RECORD EXCERPTS Start Marker
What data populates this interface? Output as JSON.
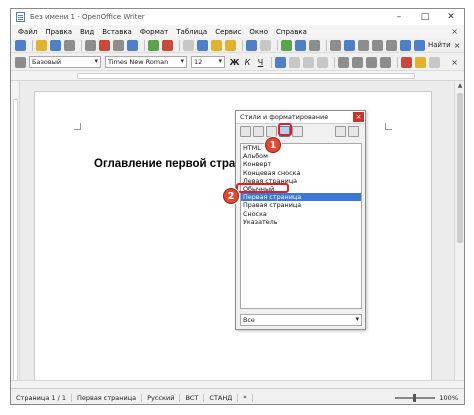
{
  "window": {
    "title": "Без имени 1 - OpenOffice Writer",
    "controls": [
      "–",
      "□",
      "✕"
    ]
  },
  "menu": [
    "Файл",
    "Правка",
    "Вид",
    "Вставка",
    "Формат",
    "Таблица",
    "Сервис",
    "Окно",
    "Справка"
  ],
  "menu_close": "×",
  "toolbar": {
    "find_label": "Найти",
    "close": "×",
    "paragraph_style": "Базовый",
    "font_name": "Times New Roman",
    "font_size": "12",
    "bold": "Ж",
    "italic": "К",
    "underline": "Ч"
  },
  "document": {
    "heading": "Оглавление первой страницы"
  },
  "styles_panel": {
    "title": "Стили и форматирование",
    "close": "×",
    "items": [
      "HTML",
      "Альбом",
      "Конверт",
      "Концевая сноска",
      "Левая страница",
      "Обычный",
      "Первая страница",
      "Правая страница",
      "Сноска",
      "Указатель"
    ],
    "selected_index": 6,
    "filter_value": "Все"
  },
  "callouts": [
    "1",
    "2"
  ],
  "status": {
    "page": "Страница 1 / 1",
    "page_style": "Первая страница",
    "language": "Русский",
    "insert_mode": "ВСТ",
    "selection_mode": "СТАНД",
    "modified": "*",
    "zoom": "100%"
  },
  "colors": {
    "callout": "#e04a33",
    "highlight": "#d6222a",
    "selection": "#3b78d4"
  }
}
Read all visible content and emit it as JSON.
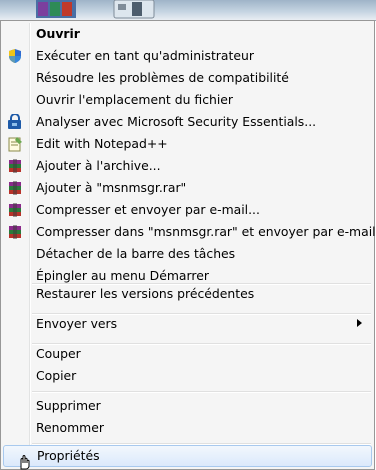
{
  "menu": {
    "items": [
      {
        "label": "Ouvrir",
        "bold": true,
        "icon": ""
      },
      {
        "label": "Exécuter en tant qu'administrateur",
        "icon": "uac-shield-icon"
      },
      {
        "label": "Résoudre les problèmes de compatibilité",
        "icon": ""
      },
      {
        "label": "Ouvrir l'emplacement du fichier",
        "icon": ""
      },
      {
        "label": "Analyser avec Microsoft Security Essentials...",
        "icon": "security-essentials-icon"
      },
      {
        "label": "Edit with Notepad++",
        "icon": "notepad-plus-plus-icon"
      },
      {
        "label": "Ajouter à l'archive...",
        "icon": "winrar-icon"
      },
      {
        "label": "Ajouter à \"msnmsgr.rar\"",
        "icon": "winrar-icon"
      },
      {
        "label": "Compresser et envoyer par e-mail...",
        "icon": "winrar-icon"
      },
      {
        "label": "Compresser dans \"msnmsgr.rar\" et envoyer par e-mail",
        "icon": "winrar-icon"
      },
      {
        "label": "Détacher de la barre des tâches",
        "icon": ""
      },
      {
        "label": "Épingler au menu Démarrer",
        "icon": ""
      },
      {
        "label": "Restaurer les versions précédentes",
        "icon": ""
      },
      {
        "label": "Envoyer vers",
        "icon": "",
        "submenu": true
      },
      {
        "label": "Couper",
        "icon": ""
      },
      {
        "label": "Copier",
        "icon": ""
      },
      {
        "label": "Supprimer",
        "icon": ""
      },
      {
        "label": "Renommer",
        "icon": ""
      },
      {
        "label": "Propriétés",
        "icon": "",
        "highlighted": true
      }
    ]
  },
  "colors": {
    "menu_background": "#f5f5f5",
    "menu_border": "#979797",
    "highlight_border": "#a8c9ee",
    "winrar_purple": "#8a2a8a",
    "shield_blue": "#2f6bd1"
  }
}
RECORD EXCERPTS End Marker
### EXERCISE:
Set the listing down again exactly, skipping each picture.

### SOLUTION FOR THIS TASK:
What data populates this interface? Output as JSON.
{
  "window": {
    "title": "Без имени 1 - OpenOffice Writer",
    "controls": [
      "–",
      "□",
      "✕"
    ]
  },
  "menu": [
    "Файл",
    "Правка",
    "Вид",
    "Вставка",
    "Формат",
    "Таблица",
    "Сервис",
    "Окно",
    "Справка"
  ],
  "menu_close": "×",
  "toolbar": {
    "find_label": "Найти",
    "close": "×",
    "paragraph_style": "Базовый",
    "font_name": "Times New Roman",
    "font_size": "12",
    "bold": "Ж",
    "italic": "К",
    "underline": "Ч"
  },
  "document": {
    "heading": "Оглавление первой страницы"
  },
  "styles_panel": {
    "title": "Стили и форматирование",
    "close": "×",
    "items": [
      "HTML",
      "Альбом",
      "Конверт",
      "Концевая сноска",
      "Левая страница",
      "Обычный",
      "Первая страница",
      "Правая страница",
      "Сноска",
      "Указатель"
    ],
    "selected_index": 6,
    "filter_value": "Все"
  },
  "callouts": [
    "1",
    "2"
  ],
  "status": {
    "page": "Страница 1 / 1",
    "page_style": "Первая страница",
    "language": "Русский",
    "insert_mode": "ВСТ",
    "selection_mode": "СТАНД",
    "modified": "*",
    "zoom": "100%"
  },
  "colors": {
    "callout": "#e04a33",
    "highlight": "#d6222a",
    "selection": "#3b78d4"
  }
}
Read all visible content and emit it as JSON.
{
  "menu": {
    "items": [
      {
        "label": "Ouvrir",
        "bold": true,
        "icon": ""
      },
      {
        "label": "Exécuter en tant qu'administrateur",
        "icon": "uac-shield-icon"
      },
      {
        "label": "Résoudre les problèmes de compatibilité",
        "icon": ""
      },
      {
        "label": "Ouvrir l'emplacement du fichier",
        "icon": ""
      },
      {
        "label": "Analyser avec Microsoft Security Essentials...",
        "icon": "security-essentials-icon"
      },
      {
        "label": "Edit with Notepad++",
        "icon": "notepad-plus-plus-icon"
      },
      {
        "label": "Ajouter à l'archive...",
        "icon": "winrar-icon"
      },
      {
        "label": "Ajouter à \"msnmsgr.rar\"",
        "icon": "winrar-icon"
      },
      {
        "label": "Compresser et envoyer par e-mail...",
        "icon": "winrar-icon"
      },
      {
        "label": "Compresser dans \"msnmsgr.rar\" et envoyer par e-mail",
        "icon": "winrar-icon"
      },
      {
        "label": "Détacher de la barre des tâches",
        "icon": ""
      },
      {
        "label": "Épingler au menu Démarrer",
        "icon": ""
      },
      {
        "label": "Restaurer les versions précédentes",
        "icon": ""
      },
      {
        "label": "Envoyer vers",
        "icon": "",
        "submenu": true
      },
      {
        "label": "Couper",
        "icon": ""
      },
      {
        "label": "Copier",
        "icon": ""
      },
      {
        "label": "Supprimer",
        "icon": ""
      },
      {
        "label": "Renommer",
        "icon": ""
      },
      {
        "label": "Propriétés",
        "icon": "",
        "highlighted": true
      }
    ]
  },
  "colors": {
    "menu_background": "#f5f5f5",
    "menu_border": "#979797",
    "highlight_border": "#a8c9ee",
    "winrar_purple": "#8a2a8a",
    "shield_blue": "#2f6bd1"
  }
}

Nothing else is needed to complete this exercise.